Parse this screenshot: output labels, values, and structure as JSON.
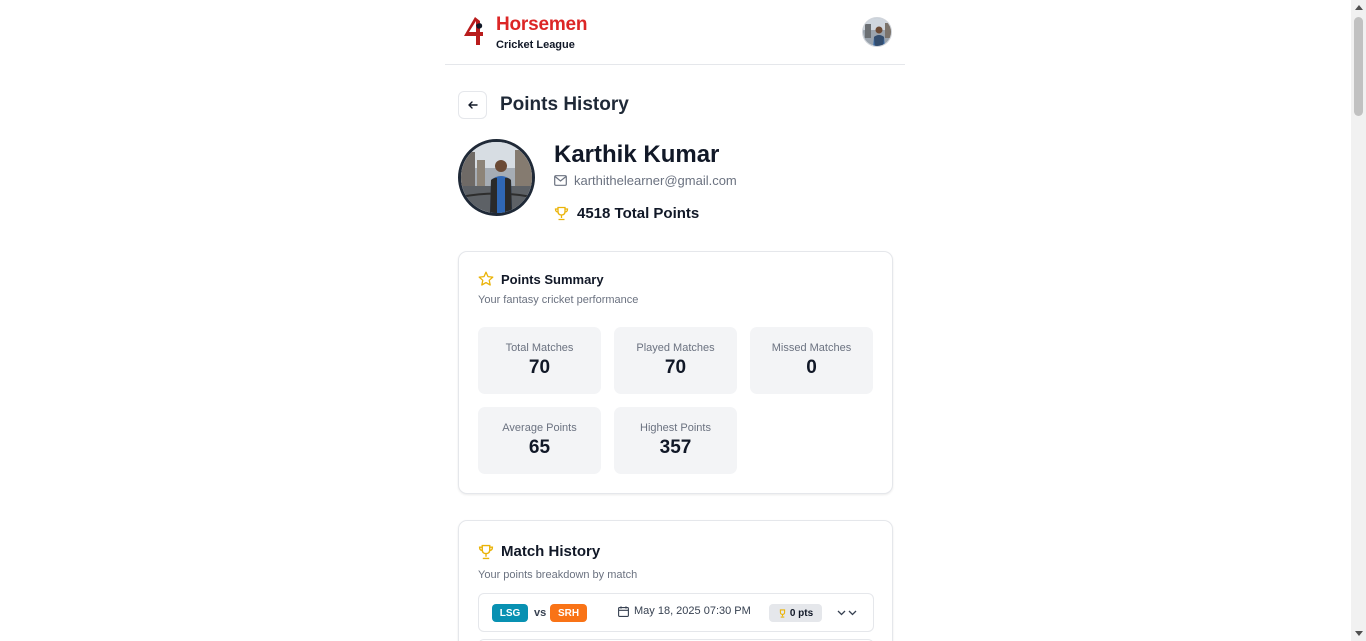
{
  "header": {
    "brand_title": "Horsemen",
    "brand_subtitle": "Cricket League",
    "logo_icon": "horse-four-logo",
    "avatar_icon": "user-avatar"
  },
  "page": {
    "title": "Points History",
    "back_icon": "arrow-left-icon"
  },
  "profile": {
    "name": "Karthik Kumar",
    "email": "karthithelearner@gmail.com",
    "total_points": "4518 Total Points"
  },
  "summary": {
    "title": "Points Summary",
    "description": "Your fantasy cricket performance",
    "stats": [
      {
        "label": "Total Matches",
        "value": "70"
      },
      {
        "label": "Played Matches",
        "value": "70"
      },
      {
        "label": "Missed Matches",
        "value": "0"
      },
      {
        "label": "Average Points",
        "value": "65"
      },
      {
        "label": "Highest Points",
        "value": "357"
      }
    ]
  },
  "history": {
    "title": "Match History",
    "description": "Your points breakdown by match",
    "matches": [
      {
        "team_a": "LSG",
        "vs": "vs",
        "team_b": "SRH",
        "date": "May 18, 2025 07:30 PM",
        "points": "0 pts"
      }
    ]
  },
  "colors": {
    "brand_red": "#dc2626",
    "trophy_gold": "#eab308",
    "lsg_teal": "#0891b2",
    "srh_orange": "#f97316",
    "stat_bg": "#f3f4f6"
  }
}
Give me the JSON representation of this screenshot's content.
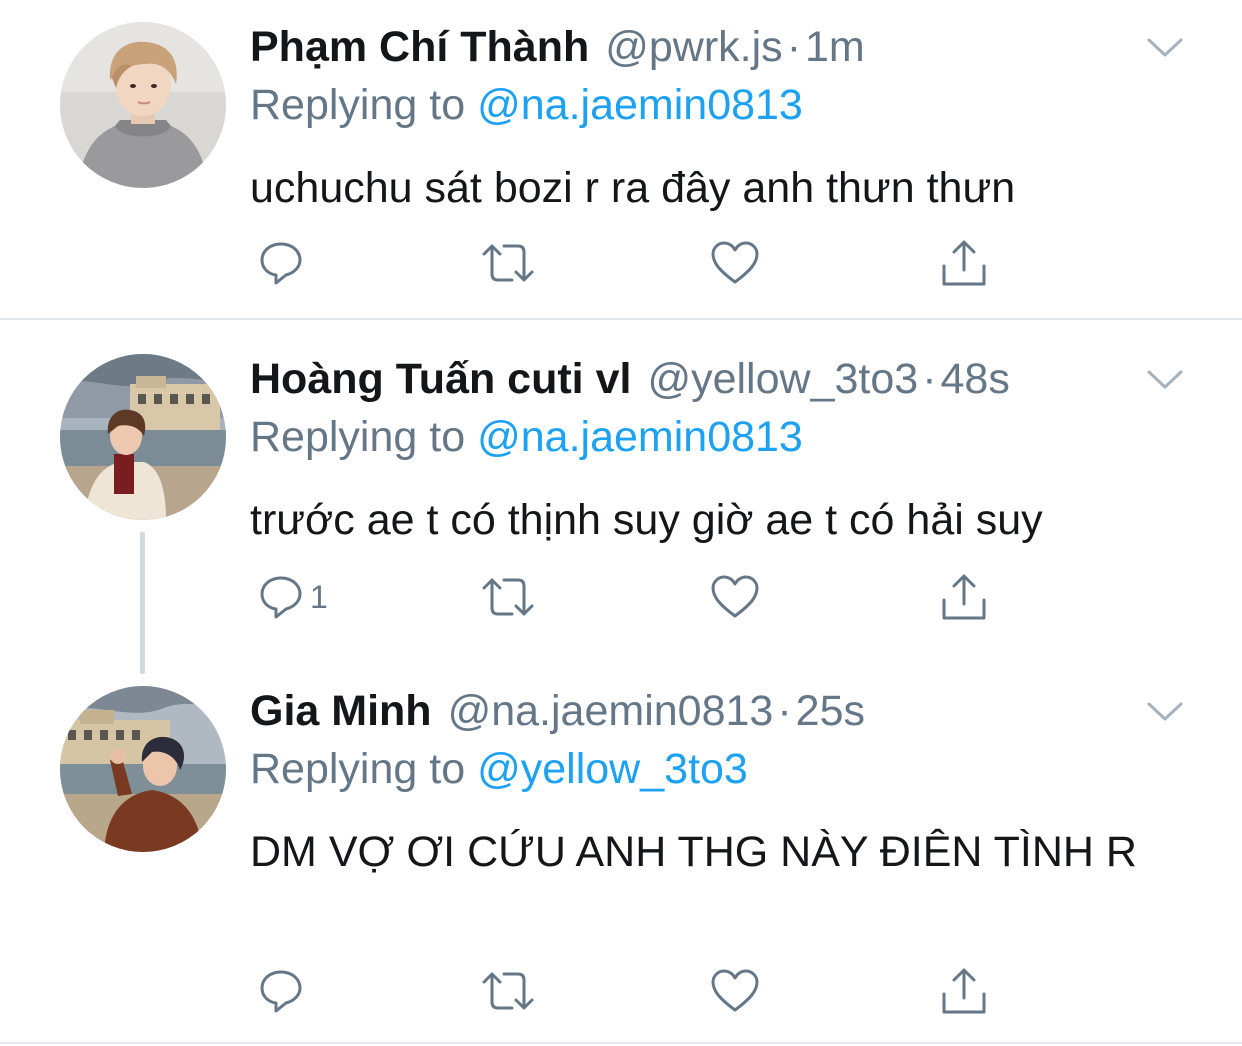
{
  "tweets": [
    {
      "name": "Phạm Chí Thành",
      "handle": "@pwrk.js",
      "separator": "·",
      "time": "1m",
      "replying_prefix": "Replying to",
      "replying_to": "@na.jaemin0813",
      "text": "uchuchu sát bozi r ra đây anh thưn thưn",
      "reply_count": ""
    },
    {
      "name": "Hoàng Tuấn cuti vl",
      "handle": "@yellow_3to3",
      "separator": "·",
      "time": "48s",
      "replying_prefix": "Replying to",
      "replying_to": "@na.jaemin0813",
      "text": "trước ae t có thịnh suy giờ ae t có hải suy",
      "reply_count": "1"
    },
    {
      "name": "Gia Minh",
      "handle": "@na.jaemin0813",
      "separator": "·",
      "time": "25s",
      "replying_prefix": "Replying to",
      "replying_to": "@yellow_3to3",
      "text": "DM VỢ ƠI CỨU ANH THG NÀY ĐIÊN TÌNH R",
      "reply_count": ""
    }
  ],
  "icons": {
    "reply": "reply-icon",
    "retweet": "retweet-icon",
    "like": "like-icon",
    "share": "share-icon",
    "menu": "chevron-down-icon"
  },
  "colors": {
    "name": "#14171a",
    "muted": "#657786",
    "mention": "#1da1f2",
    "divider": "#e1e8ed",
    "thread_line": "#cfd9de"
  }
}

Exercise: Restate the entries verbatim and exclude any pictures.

Result of this exercise:
Parse this screenshot: output labels, values, and structure as JSON.
{
  "header": {
    "brand_title": "Horsemen",
    "brand_subtitle": "Cricket League",
    "logo_icon": "horse-four-logo",
    "avatar_icon": "user-avatar"
  },
  "page": {
    "title": "Points History",
    "back_icon": "arrow-left-icon"
  },
  "profile": {
    "name": "Karthik Kumar",
    "email": "karthithelearner@gmail.com",
    "total_points": "4518 Total Points"
  },
  "summary": {
    "title": "Points Summary",
    "description": "Your fantasy cricket performance",
    "stats": [
      {
        "label": "Total Matches",
        "value": "70"
      },
      {
        "label": "Played Matches",
        "value": "70"
      },
      {
        "label": "Missed Matches",
        "value": "0"
      },
      {
        "label": "Average Points",
        "value": "65"
      },
      {
        "label": "Highest Points",
        "value": "357"
      }
    ]
  },
  "history": {
    "title": "Match History",
    "description": "Your points breakdown by match",
    "matches": [
      {
        "team_a": "LSG",
        "vs": "vs",
        "team_b": "SRH",
        "date": "May 18, 2025 07:30 PM",
        "points": "0 pts"
      }
    ]
  },
  "colors": {
    "brand_red": "#dc2626",
    "trophy_gold": "#eab308",
    "lsg_teal": "#0891b2",
    "srh_orange": "#f97316",
    "stat_bg": "#f3f4f6"
  }
}
Give me the JSON representation of this screenshot's content.
{
  "tweets": [
    {
      "name": "Phạm Chí Thành",
      "handle": "@pwrk.js",
      "separator": "·",
      "time": "1m",
      "replying_prefix": "Replying to",
      "replying_to": "@na.jaemin0813",
      "text": "uchuchu sát bozi r ra đây anh thưn thưn",
      "reply_count": ""
    },
    {
      "name": "Hoàng Tuấn cuti vl",
      "handle": "@yellow_3to3",
      "separator": "·",
      "time": "48s",
      "replying_prefix": "Replying to",
      "replying_to": "@na.jaemin0813",
      "text": "trước ae t có thịnh suy giờ ae t có hải suy",
      "reply_count": "1"
    },
    {
      "name": "Gia Minh",
      "handle": "@na.jaemin0813",
      "separator": "·",
      "time": "25s",
      "replying_prefix": "Replying to",
      "replying_to": "@yellow_3to3",
      "text": "DM VỢ ƠI CỨU ANH THG NÀY ĐIÊN TÌNH R",
      "reply_count": ""
    }
  ],
  "icons": {
    "reply": "reply-icon",
    "retweet": "retweet-icon",
    "like": "like-icon",
    "share": "share-icon",
    "menu": "chevron-down-icon"
  },
  "colors": {
    "name": "#14171a",
    "muted": "#657786",
    "mention": "#1da1f2",
    "divider": "#e1e8ed",
    "thread_line": "#cfd9de"
  }
}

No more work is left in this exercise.